Nicole met with Matija twice a week to be tutored in Croatian. True he was an English teacher, but he explained that he'd learned proper Croatian grammar by studying foreign languages, so he was qualified to teach her. Nicole couldn't necessarily vouch for his qualifications; she knew, though, that the lessons had quickly become the highlight of her week.
They usually met in the hotel cafe during downtime, sitting across from each other at a faux-wooden table. She had a beginner's book that she worked from, but Matija heavily supplemented the lessons with topics that would allow Nicole to converse in Croatian about subjects that were truly relevant to her.
They sat in the hotel cafe, a worksheet of small-talk phrases that Matija had designed in front of her. While she tried to remember the Croatian word for music -- the Serbo-Croatian word was muzica, but many words were changing officially now that Croatia was its own country -- she looked across the table. Matija's long-fingered hands with their man's knuckles were spread out over the homework she'd done. Thick locks of shaggy blonde hair fell onto his forehead and curled around his ears. His large, brown eyes -- unusual for a natural blonde -- were set evenly in his wide face, giving him a look of openness.
" 'Ajde, Nicole," he said, "Koja glazba ti se sviđa?"
"Oh, 'glazba'!" she exclaimed, filling it in to her worksheet. She moved on to the next exercise, this one asking for 'glazba' types.
"Pa, koja?" Matija asked.
"Molim is more polite."
"Sorry. Molim?" Please?

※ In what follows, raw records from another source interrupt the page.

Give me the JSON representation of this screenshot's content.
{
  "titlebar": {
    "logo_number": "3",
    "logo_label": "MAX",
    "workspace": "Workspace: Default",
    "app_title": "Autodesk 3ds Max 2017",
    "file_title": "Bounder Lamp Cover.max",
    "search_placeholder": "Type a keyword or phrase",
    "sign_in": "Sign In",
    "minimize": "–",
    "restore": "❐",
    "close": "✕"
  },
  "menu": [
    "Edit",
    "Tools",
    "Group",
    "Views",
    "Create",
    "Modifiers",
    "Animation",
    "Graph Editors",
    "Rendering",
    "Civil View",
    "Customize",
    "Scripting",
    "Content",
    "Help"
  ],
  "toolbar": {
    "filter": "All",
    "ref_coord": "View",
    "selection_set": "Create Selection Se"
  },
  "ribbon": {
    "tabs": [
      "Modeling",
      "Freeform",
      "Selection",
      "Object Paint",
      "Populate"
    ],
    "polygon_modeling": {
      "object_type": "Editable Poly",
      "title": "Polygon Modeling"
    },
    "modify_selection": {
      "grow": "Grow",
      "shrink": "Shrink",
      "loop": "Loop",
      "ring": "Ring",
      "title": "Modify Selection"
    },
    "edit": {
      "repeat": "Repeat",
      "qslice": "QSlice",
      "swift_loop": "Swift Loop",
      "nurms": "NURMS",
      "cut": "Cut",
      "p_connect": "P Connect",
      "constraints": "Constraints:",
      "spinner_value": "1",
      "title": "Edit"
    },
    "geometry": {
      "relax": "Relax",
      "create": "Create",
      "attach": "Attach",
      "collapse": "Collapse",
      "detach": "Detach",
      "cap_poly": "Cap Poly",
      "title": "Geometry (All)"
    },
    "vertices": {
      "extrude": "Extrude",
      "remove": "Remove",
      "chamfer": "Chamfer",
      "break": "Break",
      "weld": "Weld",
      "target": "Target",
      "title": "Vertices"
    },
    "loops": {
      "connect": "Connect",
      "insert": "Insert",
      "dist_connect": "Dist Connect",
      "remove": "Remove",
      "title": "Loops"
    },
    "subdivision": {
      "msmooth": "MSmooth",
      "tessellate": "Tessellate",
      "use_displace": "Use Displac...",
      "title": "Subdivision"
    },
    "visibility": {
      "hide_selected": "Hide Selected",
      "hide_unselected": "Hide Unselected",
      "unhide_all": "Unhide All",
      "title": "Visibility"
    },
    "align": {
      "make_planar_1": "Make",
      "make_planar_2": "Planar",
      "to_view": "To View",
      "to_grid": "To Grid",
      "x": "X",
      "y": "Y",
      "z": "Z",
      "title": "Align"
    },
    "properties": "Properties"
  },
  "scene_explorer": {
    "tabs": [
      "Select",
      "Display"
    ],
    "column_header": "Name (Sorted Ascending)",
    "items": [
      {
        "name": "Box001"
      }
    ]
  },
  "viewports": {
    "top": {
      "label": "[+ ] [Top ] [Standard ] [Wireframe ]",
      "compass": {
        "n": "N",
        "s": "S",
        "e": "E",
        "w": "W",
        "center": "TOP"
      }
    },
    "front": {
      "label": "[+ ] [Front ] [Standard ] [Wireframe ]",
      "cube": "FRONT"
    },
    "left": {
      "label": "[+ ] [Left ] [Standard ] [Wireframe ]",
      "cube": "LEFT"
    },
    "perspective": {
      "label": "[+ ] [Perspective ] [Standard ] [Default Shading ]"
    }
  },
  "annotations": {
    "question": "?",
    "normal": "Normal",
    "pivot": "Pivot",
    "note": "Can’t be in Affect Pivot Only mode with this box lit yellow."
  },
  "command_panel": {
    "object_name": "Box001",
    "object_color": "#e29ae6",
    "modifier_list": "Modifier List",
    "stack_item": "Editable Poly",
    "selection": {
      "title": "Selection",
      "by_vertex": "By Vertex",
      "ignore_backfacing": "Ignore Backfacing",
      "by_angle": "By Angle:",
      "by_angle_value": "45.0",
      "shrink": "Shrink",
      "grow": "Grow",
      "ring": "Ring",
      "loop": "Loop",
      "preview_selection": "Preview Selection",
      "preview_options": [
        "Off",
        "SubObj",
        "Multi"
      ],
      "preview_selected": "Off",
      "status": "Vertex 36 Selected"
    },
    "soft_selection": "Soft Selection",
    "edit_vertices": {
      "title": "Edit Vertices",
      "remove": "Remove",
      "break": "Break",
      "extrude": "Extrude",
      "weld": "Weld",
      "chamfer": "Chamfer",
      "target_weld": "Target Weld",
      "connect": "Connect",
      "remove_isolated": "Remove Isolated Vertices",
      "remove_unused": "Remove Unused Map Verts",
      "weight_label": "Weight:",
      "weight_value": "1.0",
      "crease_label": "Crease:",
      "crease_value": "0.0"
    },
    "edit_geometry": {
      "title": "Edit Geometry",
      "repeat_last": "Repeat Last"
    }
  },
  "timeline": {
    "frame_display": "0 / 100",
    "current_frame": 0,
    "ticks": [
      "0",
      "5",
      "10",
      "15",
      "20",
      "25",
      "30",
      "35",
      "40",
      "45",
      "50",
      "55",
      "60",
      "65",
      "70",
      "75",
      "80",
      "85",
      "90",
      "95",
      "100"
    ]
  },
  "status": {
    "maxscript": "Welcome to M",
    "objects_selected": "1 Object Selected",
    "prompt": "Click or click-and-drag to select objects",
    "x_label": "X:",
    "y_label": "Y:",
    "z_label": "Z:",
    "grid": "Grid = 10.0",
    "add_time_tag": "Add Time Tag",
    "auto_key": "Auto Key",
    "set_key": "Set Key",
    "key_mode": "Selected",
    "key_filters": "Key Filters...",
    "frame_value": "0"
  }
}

"I asked which music you liked. Koja glazba ti se sviđa?"
"Oh, right." In Croatian she said, "I please popular music."
Matija patiently corrected, "I am pleased by popular music," the Croatian way for expressing likes. After Nicole had dutifully repeated, Matija said, "Sada pitaj me. Ask me."
"Ah... koja glazba sviđa mi se?"
" Sviđa se ti ili mi?"
"Dobro." In careful Croatian, he said, "I like alternative groups like Flock of Seagulls, the Cure, REM..."
Nicole grinned and tried to tease, "Kao...How do you say 'strange'?"
"First start with the correct question. 'Kako se kaže strange'?"
Nicole dutifully repeated the question.
"Ok, then 'kako čudno glazba."
Matija smiled good-naturedly. In Croatian -- with correction for her benefit, "You think? Such strange music? I like strange music?"
Still in Croatian. "Why do you think so? At least I don't like boring music."
"Yes, boring music. Popular music is boring."
Nicole switched to English. "That's just your funny taste."
Matija shrugged. "Maybe you haven't been properly trained." In a neutral voice he remarked, "There's a Croatian alternative band playing in Pula next weekend. Maybe I should take you -- to educate you."
Nicole sniffed until she realized it was an offer of entertainment on the weekend in the off-season. "Well... I suppose in the name of higher education... Who else is going?"
She didn't know Matija well, but she thought his face slackened into a blank mask. "Oh, probably Martina. Maybe Oliver. Lamentably few Rovinjians have refined taste in music."
She giggled and repeated her new phrase for "What strange music." After a moment, Matija seemed to relax, and their lesson continued.